16. Act of wife liable to criminal proceedings.]—A wife doing any act with respect to any property of her husband, which, if done by the husband with respect to property of the wife, would make the husband liable to criminal proceedings by the wife under this Act, shall in like manner be liable to criminal proceedings by her husband.1
1 As to the competency of the husband to give evidence in a prosecution under this section, see note 3 to s. 12, supra, and the Act of 1884, post, p. 74.
The word "property"
in this Act includes a thing in action.
26. Extent of Act.] - This Act shall not extend to Scotland.
MARRIED WOMEN'S PROPERTY ACT, 1884.
47 VICT. C. 14.
Passed 23rd June, 1884.
Came into operation on passing.
WHEREAS by section sixteen of the Married Women's Property Act, 1882,1 a wife is, under the circumstances therein mentioned, declared to be liable to criminal proceedings by her husband, and a doubt has arisen as to whether the husband is admissible as a witness against his wife in such criminal proceedings, while section twelve of the same Act2 declares that in any proceeding under that section a husband or wife shall be competent to give evidence against each other; and it is desirable that the said doubt should be removed, and the said Act otherwise amended:

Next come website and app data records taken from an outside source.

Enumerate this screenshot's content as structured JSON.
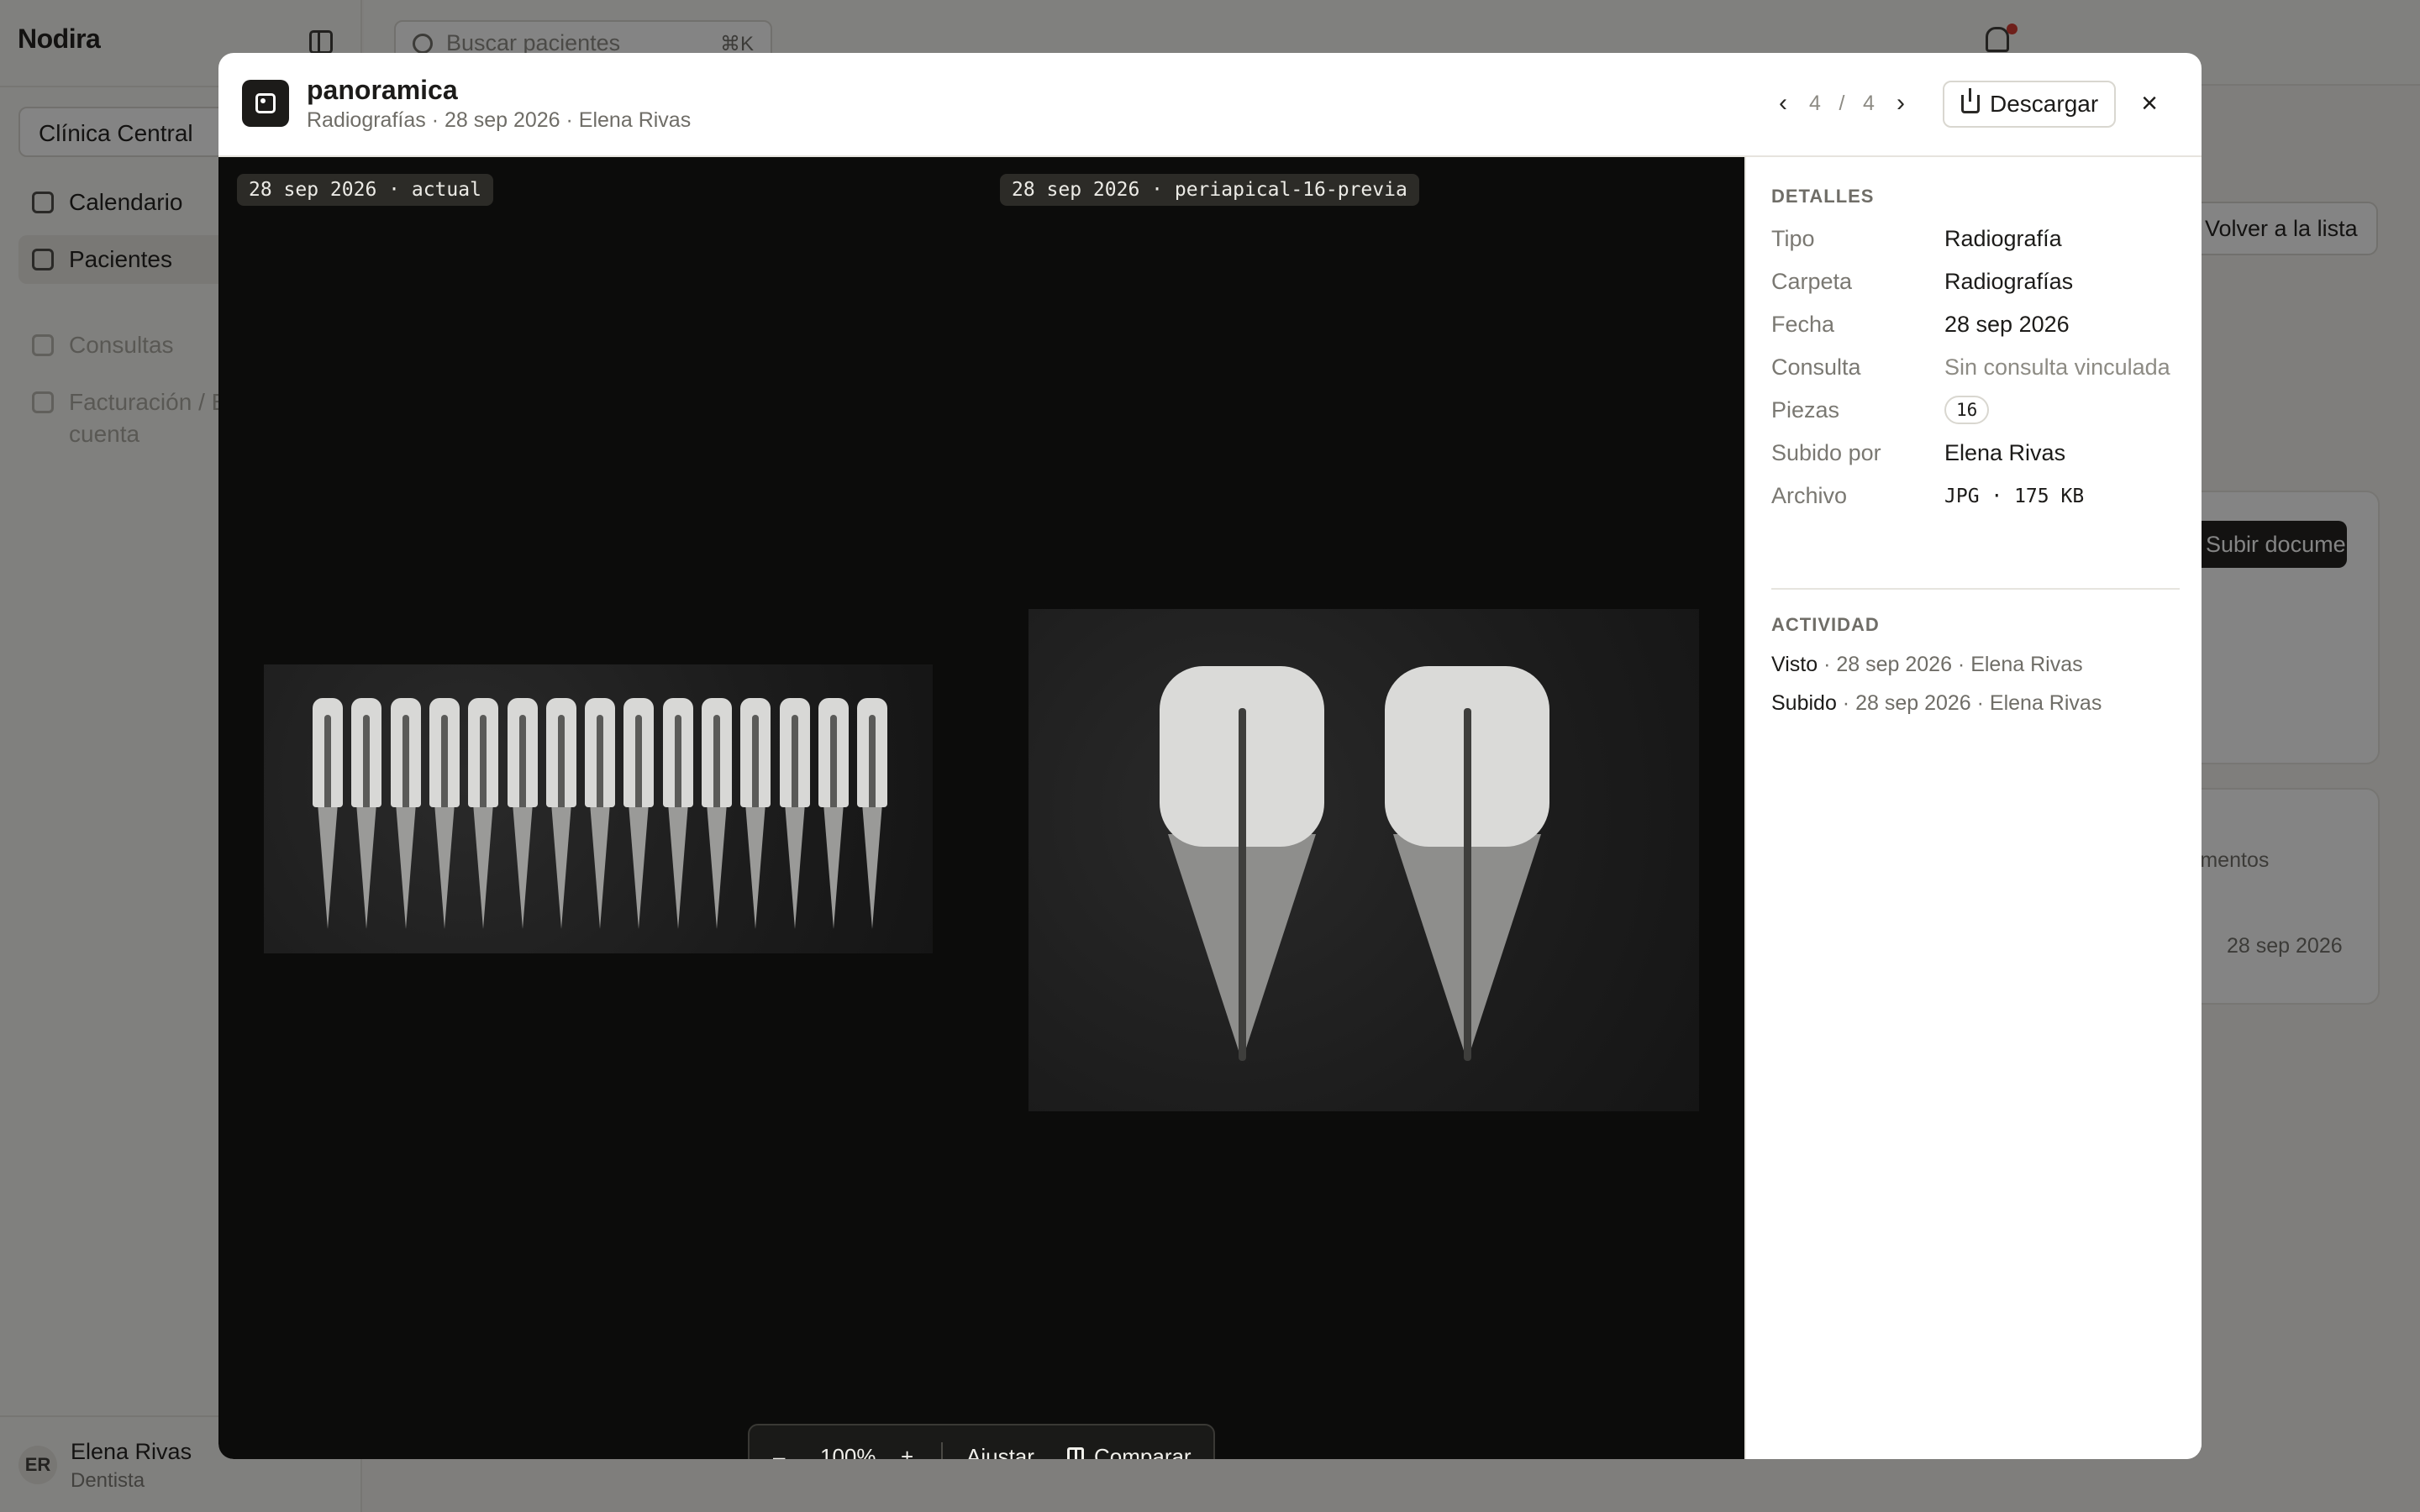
{
  "app": {
    "brand": "Nodira",
    "clinic": "Clínica Central",
    "nav": [
      {
        "label": "Calendario"
      },
      {
        "label": "Pacientes"
      },
      {
        "label": "Consultas"
      },
      {
        "label": "Facturación / Estado de cuenta"
      }
    ],
    "search": {
      "placeholder": "Buscar pacientes",
      "shortcut": "⌘K"
    },
    "user": {
      "initials": "ER",
      "name": "Elena Rivas",
      "role": "Dentista"
    },
    "bg": {
      "back_button": "Volver a la lista",
      "add_document": "Subir documento",
      "documents_label": "Documentos",
      "date": "28 sep 2026"
    }
  },
  "modal": {
    "title": "panoramica",
    "subtitle": "Radiografías · 28 sep 2026 · Elena Rivas",
    "pager": {
      "current": "4",
      "separator": "/",
      "total": "4"
    },
    "download_label": "Descargar",
    "close_symbol": "×",
    "viewer": {
      "left_tag": "28 sep 2026 · actual",
      "right_tag": "28 sep 2026 · periapical-16-previa",
      "toolbar": {
        "zoom_out": "–",
        "zoom": "100%",
        "zoom_in": "+",
        "fit": "Ajustar",
        "compare": "Comparar"
      }
    },
    "details": {
      "heading": "DETALLES",
      "rows": [
        {
          "key": "Tipo",
          "value": "Radiografía"
        },
        {
          "key": "Carpeta",
          "value": "Radiografías"
        },
        {
          "key": "Fecha",
          "value": "28 sep 2026"
        },
        {
          "key": "Consulta",
          "value": "Sin consulta vinculada"
        },
        {
          "key": "Piezas",
          "value": "16"
        },
        {
          "key": "Subido por",
          "value": "Elena Rivas"
        },
        {
          "key": "Archivo",
          "value": "JPG · 175 KB"
        }
      ],
      "activity_heading": "ACTIVIDAD",
      "activity": [
        {
          "action": "Visto",
          "meta": " · 28 sep 2026 · Elena Rivas"
        },
        {
          "action": "Subido",
          "meta": " · 28 sep 2026 · Elena Rivas"
        }
      ]
    }
  },
  "icons": {
    "file": "image-icon",
    "prev": "chevron-left-icon",
    "next": "chevron-right-icon",
    "download": "download-icon",
    "compare": "columns-icon",
    "notifications": "bell-icon"
  },
  "colors": {
    "overlay": "#0a0a09",
    "viewer_bg": "#0c0c0b",
    "accent_dark": "#1c1b19",
    "notification_dot": "#d4372c"
  }
}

Be it therefore enacted by the Queen's most excellent Majesty, by and with the advice and consent of the Lords Spiritual and Temporal, and Commons, in this present Parliament assembled, and by the authority of the same, as follows:
145 & 46 Vict. c. 75, s. 16, ante, p. 73. 2 S. 12, ante, p. 72.

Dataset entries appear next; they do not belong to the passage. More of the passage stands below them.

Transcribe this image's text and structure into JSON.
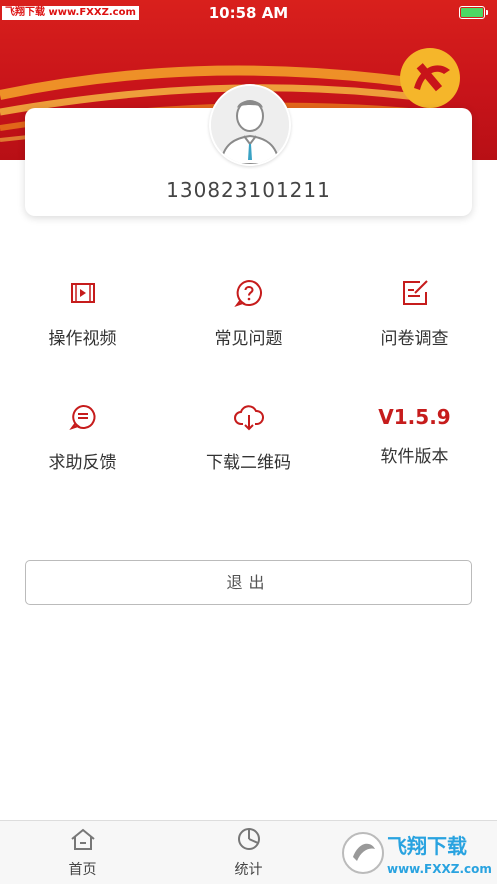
{
  "status_bar": {
    "watermark": "飞翔下载 www.FXXZ.com",
    "time": "10:58 AM"
  },
  "profile": {
    "phone": "130823101211"
  },
  "grid": [
    {
      "label": "操作视频",
      "icon": "video-icon"
    },
    {
      "label": "常见问题",
      "icon": "question-icon"
    },
    {
      "label": "问卷调查",
      "icon": "survey-icon"
    },
    {
      "label": "求助反馈",
      "icon": "feedback-icon"
    },
    {
      "label": "下载二维码",
      "icon": "cloud-download-icon"
    },
    {
      "label": "软件版本",
      "version": "V1.5.9"
    }
  ],
  "logout": {
    "label": "退出"
  },
  "tabbar": {
    "tabs": [
      {
        "label": "首页",
        "icon": "home-icon"
      },
      {
        "label": "统计",
        "icon": "pie-chart-icon"
      }
    ]
  },
  "watermark_br": {
    "text": "飞翔下载",
    "url": "www.FXXZ.com"
  },
  "colors": {
    "brand_red": "#c8141a",
    "icon_red": "#c61c1c"
  }
}
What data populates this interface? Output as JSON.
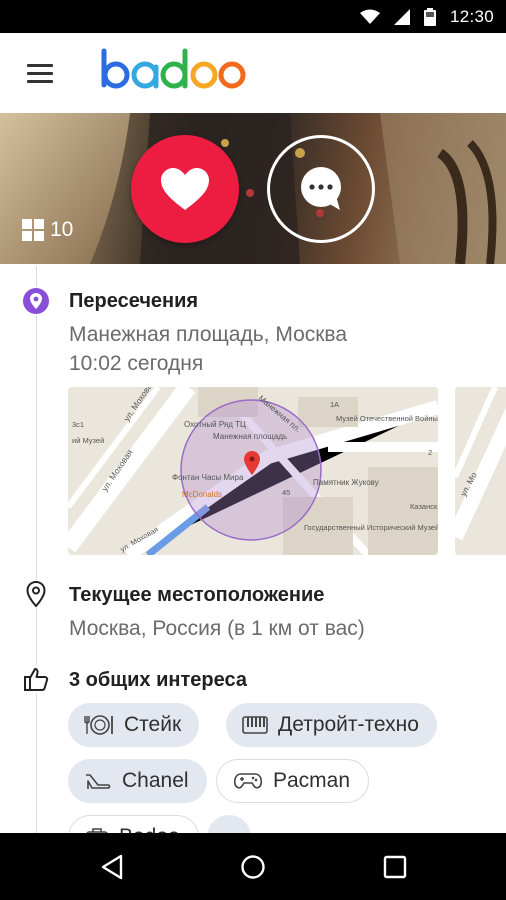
{
  "status_bar": {
    "time": "12:30"
  },
  "app": {
    "logo_text": "badoo"
  },
  "hero": {
    "photo_count": "10"
  },
  "encounter": {
    "title": "Пересечения",
    "location": "Манежная площадь, Москва",
    "time": "10:02 сегодня"
  },
  "map": {
    "labels": {
      "street1": "ул. Моховая",
      "street2": "ул. Моховая",
      "mall": "Охотный Ряд ТЦ",
      "square": "Манежная площадь",
      "street3": "Манежная пл.",
      "museum1": "Музей Отечественной Войны 1812 Года",
      "fountain": "Фонтан Часы Мира",
      "mcdonalds": "McDonalds",
      "monument": "Памятник Жукову",
      "museum2": "Государственный Исторический Музей",
      "kazan": "Казанск Красн",
      "num1": "3с1",
      "num2": "1А",
      "num3": "45",
      "num4": "2",
      "small1": "ий Музей",
      "street4": "ул. Моховая",
      "street5": "ул. Мо"
    }
  },
  "current_location": {
    "title": "Текущее местоположение",
    "value": "Москва, Россия (в 1 км от вас)"
  },
  "interests": {
    "title": "3 общих интереса",
    "chips": [
      {
        "label": "Стейк",
        "icon": "plate-icon"
      },
      {
        "label": "Детройт-техно",
        "icon": "keyboard-icon"
      },
      {
        "label": "Chanel",
        "icon": "heel-icon"
      },
      {
        "label": "Pacman",
        "icon": "gamepad-icon"
      },
      {
        "label": "Badoo",
        "icon": "bag-icon"
      }
    ]
  },
  "colors": {
    "accent_red": "#ec1d41",
    "location_purple": "#8a4fd8",
    "chip_fill": "#e3e8f0"
  }
}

1.1 Husband or wife competent witness in criminal proceedings under 45 & 46 Vict. c. 76.]—[In any such criminal proceeding against a husband or a wife as is authorised by the Married Women's Property Act, 1882,2 the husband and wife respectively shall be competent and admissible witnesses, and, except when defendant, compellable to give evidence.]
1 The Act only consists of two sections, s. 2 giving the short title. S. 1 (the defects of which are pointed out in Stephen's Digest of Evidence, 4th ed. note, on pp. 121-122) is now in effect repealed by s. 4 (1) of the Criminal Evidence Act, 1898, ante, p. 39.
2 Ante, pp. 72, 73.